This is emphatically not how I imagine Harry Dresden...
Storm Front is a very entertaining read, and I shall actually be rather sorry to finish it next week (balance that against how eager I am to be getting on with the story, though). Here are my answers to Carl's questions:
1. What are your thoughts on the pop culture references Butcher includes in his work, largely coming from Harry himself?
Um...gosh...were there? Perhaps, being English, I just failed to recognise them! Shall have to see what other people think...
2. As I finished part two of Storm Front I realized that each section of the book thus far feels like a distinct act in a three act story arc. How do you compare the events in this second section of the book with what happened it part one? Is there a mood or theme or such that you feel is embodied by part two of Harry's adventures?
This section gets really intense - we reached a real high pitch at the end of chapter nine, with Harry's visit to Bianca, and we've just got to another real cliffhanger, and another death. I don't think it's cheating to say that I looked at the start of the next chapter and the first sentence was "Have you ever known despair?" - which seems exactly right, given Harry's situation. Things are really, really bad, and there's meeting the White Council still to come.
3. One of many things Jim Butcher demonstrates in Storm Front is a healthy sense of humor. Share with us your thoughts on one (or more) of the humorous moments in the story thus far.
You've got to laugh at the shower scene - he's not just naked, he's soapy! And then there's an "accident" with a love potion! (I do hope in the TV series he was at least wearing a towel, I'm getting quite maiden-auntish these days.) I think we can expect that, whenever Bob's involved, things are going to go wrong, probably hilariously so.
4. Our hero Harry had disastrous interactions with the women in his life in section two of the book (four by my count). For first time readers, were you surprised by any of these and what are your thoughts? For those who've read the books before, had you forgotten about any of these? If so, or even if not, share your thoughts on Harry's luck with women.
Poor Harry, I'm afraid he's going to turn out to be one of those guys women like to talk to, while they fall in love with someone else. And he's doomed, really - whoever hard of a hard-boiled hero with a comfortable domestic life?

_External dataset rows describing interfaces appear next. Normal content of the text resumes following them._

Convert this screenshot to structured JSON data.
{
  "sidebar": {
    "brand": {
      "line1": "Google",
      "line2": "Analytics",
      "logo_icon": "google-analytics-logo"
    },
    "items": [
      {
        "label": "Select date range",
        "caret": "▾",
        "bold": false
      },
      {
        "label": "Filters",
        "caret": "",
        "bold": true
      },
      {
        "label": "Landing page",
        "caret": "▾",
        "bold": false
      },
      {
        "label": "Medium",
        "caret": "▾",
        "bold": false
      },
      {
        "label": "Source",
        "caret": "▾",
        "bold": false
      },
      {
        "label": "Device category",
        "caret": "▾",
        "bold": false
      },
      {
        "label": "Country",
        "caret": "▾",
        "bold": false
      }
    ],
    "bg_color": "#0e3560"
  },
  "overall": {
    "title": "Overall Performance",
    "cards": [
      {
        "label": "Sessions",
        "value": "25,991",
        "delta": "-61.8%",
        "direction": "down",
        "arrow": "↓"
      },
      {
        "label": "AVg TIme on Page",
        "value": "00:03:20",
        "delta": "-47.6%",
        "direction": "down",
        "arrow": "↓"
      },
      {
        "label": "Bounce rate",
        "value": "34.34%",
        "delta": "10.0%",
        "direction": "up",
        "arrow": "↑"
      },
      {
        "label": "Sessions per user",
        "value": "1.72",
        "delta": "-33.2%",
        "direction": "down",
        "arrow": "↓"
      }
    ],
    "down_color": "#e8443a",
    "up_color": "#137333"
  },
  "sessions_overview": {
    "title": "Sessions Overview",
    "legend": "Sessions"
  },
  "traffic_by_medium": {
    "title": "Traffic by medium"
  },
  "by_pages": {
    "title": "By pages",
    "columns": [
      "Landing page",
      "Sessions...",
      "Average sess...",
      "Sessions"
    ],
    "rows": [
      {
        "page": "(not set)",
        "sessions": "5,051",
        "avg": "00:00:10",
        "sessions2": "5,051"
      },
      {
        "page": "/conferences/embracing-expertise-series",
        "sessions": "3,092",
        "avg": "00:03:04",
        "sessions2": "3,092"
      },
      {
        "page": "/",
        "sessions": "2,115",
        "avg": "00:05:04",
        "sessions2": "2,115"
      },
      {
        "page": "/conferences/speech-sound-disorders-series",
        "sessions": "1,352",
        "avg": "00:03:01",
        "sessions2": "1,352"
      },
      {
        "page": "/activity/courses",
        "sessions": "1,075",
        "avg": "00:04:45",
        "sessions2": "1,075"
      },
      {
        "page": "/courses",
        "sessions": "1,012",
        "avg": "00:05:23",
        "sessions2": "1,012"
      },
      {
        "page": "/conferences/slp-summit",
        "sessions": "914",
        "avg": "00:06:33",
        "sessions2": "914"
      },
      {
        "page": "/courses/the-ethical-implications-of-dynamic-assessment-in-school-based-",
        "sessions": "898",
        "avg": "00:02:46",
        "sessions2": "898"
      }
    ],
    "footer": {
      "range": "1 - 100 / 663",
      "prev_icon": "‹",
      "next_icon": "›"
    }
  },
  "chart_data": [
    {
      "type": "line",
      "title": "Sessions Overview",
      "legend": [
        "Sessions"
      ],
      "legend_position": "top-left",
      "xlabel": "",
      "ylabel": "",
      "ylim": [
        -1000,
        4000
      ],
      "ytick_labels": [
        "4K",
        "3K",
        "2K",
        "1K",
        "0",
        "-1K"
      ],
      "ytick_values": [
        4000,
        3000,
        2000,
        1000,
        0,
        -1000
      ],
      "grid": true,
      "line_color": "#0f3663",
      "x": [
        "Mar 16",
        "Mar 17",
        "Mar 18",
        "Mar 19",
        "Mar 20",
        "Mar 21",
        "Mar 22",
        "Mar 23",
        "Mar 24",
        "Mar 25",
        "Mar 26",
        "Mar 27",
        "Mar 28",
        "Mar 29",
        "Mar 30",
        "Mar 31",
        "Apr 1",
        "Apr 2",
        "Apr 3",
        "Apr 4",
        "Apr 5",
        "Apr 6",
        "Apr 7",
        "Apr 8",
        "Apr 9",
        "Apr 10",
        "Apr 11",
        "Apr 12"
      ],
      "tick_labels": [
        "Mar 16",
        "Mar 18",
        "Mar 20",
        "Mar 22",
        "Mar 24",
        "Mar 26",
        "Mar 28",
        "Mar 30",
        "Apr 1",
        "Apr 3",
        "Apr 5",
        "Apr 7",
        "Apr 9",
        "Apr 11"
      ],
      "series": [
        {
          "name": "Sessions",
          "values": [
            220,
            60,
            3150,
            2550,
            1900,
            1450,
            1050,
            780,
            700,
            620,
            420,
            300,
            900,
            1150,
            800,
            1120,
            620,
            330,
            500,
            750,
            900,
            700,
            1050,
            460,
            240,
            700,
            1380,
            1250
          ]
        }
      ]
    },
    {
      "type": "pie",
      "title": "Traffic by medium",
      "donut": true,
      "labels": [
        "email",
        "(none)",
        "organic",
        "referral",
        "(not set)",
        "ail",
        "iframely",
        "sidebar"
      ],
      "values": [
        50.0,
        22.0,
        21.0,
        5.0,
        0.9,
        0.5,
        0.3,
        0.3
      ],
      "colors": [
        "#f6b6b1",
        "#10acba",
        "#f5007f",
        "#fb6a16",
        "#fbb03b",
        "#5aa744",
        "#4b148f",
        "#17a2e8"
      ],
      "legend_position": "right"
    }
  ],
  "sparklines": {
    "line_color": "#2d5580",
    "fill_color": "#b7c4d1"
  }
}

5. A few other popular characters have been brought up in the first round of discussion about Storm Front. What books, films, tv shows, etc. does this story/these characters call to mind and why?
I'm probably a bit short on cultural references here, but I'm not surprised that Firefly came up, because Harry has quite a bit in common with Mal (not being good with women, in particular). But Philip Marlowe's an obvious literary precedent. And I would guess that maybe there's a hint in the series title The Dresden Files that Jim Butcher might have a soft spot for The Rockford Files?
6. For new readers, what is your overall assessment of the story thus far? For re-readers, what have you picked up on this time that you either forgot about or don't remember seeing from your first trip through the book?
I'm managed to forget most of the detail, which is great, because I'm enjoying it all over again. I'd especially forgotten how different the vampires are here - it makes them extra threatening, because they seem really alien. I'm curious, too, about where Harry would draw the line at using his power if it weren't for the White Council.